There is a Native American proverb which states “we do not inherit the Earth from our ancestors; we borrow it from our children.” The desire to work in harmony with the planet and secure a legacy for future generations is a common goal of B.C. farmers and ranchers. Young farmers like Rene and Jessica Miedema are putting sustainability first by diversifying their business and investing in renewable technologies. We have profiled the Miedemas before - and just in time for Earth Day, we checked in with them about how they are caring for the environment.
We Heart Local BC: Can you tell us about your family farm?
Rene: The farm started out with my parents in 1976 as a dairy farm called Bomi Farms Ltd. Today, we milk about 110 dairy cows, we farm approximately 92 hectares (or 228 acres) of land and my wife Jessica has just recently started her side of the business - I’ll let her describe it.

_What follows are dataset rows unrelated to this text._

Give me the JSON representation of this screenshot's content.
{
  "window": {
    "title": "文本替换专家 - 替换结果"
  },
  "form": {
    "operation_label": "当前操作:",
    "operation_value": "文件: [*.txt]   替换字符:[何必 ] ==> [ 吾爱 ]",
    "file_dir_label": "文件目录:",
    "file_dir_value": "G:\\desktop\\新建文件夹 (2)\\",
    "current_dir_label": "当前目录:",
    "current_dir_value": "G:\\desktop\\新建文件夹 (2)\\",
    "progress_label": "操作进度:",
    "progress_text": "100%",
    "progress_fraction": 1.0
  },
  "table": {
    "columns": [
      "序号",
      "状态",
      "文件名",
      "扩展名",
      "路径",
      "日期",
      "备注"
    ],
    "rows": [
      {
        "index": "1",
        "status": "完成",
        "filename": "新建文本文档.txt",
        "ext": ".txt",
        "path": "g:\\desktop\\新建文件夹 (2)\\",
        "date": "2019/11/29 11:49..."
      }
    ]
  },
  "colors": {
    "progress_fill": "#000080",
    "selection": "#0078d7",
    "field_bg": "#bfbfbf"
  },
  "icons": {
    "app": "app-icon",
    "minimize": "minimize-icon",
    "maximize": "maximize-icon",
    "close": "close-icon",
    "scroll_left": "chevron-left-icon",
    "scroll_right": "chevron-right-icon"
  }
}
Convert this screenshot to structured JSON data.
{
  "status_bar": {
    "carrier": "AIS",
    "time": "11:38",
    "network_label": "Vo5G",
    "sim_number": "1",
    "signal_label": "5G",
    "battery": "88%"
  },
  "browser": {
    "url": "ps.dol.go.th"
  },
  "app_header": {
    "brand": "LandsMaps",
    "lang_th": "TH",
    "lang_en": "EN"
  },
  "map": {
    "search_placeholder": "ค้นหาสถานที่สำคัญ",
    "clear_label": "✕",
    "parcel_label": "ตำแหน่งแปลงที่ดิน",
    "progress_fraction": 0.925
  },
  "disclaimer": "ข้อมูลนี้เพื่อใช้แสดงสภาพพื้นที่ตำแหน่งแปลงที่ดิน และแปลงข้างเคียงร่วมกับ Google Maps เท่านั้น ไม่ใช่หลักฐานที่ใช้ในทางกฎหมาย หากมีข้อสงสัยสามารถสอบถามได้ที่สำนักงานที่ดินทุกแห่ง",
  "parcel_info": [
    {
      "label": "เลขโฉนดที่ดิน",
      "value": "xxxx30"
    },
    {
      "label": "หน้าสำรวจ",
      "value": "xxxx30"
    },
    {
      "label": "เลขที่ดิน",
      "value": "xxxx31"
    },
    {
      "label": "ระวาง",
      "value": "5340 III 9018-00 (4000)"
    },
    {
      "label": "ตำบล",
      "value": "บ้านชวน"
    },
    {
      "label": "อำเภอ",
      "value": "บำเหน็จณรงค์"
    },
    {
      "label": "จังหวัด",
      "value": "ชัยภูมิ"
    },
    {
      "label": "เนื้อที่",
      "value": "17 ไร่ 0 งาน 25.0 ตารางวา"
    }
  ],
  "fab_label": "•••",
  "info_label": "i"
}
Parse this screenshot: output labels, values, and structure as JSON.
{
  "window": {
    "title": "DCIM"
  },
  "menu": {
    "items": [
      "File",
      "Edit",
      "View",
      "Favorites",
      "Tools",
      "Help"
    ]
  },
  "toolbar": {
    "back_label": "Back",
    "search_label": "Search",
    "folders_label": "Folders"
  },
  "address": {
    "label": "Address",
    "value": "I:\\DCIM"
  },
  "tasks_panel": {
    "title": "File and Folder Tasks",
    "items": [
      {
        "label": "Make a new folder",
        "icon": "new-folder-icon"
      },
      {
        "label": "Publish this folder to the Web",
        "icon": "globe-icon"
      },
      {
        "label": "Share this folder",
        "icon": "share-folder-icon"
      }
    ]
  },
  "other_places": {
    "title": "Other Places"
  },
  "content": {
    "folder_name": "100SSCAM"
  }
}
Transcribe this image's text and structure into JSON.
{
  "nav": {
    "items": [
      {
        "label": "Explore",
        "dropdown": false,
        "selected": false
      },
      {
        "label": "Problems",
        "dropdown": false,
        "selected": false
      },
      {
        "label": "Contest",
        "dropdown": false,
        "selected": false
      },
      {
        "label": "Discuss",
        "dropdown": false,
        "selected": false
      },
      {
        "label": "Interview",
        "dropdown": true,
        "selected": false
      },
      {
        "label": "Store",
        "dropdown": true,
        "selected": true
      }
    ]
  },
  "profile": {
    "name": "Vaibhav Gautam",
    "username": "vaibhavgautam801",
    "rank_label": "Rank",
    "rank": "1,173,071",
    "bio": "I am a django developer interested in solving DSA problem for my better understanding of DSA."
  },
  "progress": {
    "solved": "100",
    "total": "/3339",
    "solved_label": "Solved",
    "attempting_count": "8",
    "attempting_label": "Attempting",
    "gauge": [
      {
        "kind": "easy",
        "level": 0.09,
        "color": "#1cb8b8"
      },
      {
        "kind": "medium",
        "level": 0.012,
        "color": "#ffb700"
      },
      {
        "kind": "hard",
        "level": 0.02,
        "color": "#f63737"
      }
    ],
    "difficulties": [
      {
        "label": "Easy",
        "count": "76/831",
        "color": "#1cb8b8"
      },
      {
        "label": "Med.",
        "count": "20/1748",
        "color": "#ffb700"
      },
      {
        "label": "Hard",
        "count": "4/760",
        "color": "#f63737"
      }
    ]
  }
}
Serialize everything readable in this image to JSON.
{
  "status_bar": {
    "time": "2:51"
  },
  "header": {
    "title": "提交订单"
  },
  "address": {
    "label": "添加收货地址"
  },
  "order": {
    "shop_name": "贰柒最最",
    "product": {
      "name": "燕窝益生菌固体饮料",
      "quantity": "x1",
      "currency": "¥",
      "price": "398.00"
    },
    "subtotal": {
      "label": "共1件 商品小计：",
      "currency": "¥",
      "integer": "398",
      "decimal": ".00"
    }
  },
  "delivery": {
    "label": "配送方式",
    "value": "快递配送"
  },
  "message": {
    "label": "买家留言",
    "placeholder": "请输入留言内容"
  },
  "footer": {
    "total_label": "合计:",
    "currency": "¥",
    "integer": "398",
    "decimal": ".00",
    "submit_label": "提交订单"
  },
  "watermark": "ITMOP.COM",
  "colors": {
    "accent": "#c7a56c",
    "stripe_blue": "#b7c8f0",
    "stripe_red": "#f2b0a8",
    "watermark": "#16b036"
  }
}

Jessica: I’ve created my own niche in our farm focusing on vegetables and flowers. It’s called Little Flora Gem and it’s really blossomed! (laughs). Four years ago we converted an old horse pasture into cut flowers, and this coming year it will be about an acre and a half of cut flowers. Last year we also started a small-scale high-intensity vegetable operation on the farm - so, this coming year we will have two acres in vegetables. We’re trying to move from being a single-commodity farm (dairy) to being more diverse.
We Heart Local BC: We understand that you have a plan to convert your farm to renewable energy. Can you describe that journey and how it is going?
Rene: We have covered the south-facing roof of our entire dairy barn with solar panels. It’s a 151-kilowatt system. It has been a full year with the system and we have covered off more than 90% of our energy usage. The experience has been amazing. We have an energy metre in between our barns, and every time you walk by on a sunny day you see it racing backwards, putting power back on to the grid. It’s a really neat thing to see. One of the unexpected benefits of solar panels is that they absorb a lot of the energy from the sun and reflect it. The barn has stayed a little bit cooler in the summer. That was something I didn’t think about as a potential impact, but is a very nice bonus.
We Heart Local BC: Can you tell us about why taking care of the environment is important to you as farmers?
Rene: That’s an easy one. We have kids, and they’re going to have kids: this is not for us, it’s for future generations. You think: where are we going to be in 20 years - and what can we do now to make it better for them?
Jessica: We have a son who is nine, a son who is almost seven, and a daughter who is three. The boys are so passionate about farming - and they’re asking us questions that make us reflect on our goals and what we are doing. We took the farm over from Rene’s parents and I believe we are just the caretakers of the farm before it passes to the next generation. That’s made us think about how we want it to move forward and how we can leave it in the best possible position for our kids to be able to farm sustainably.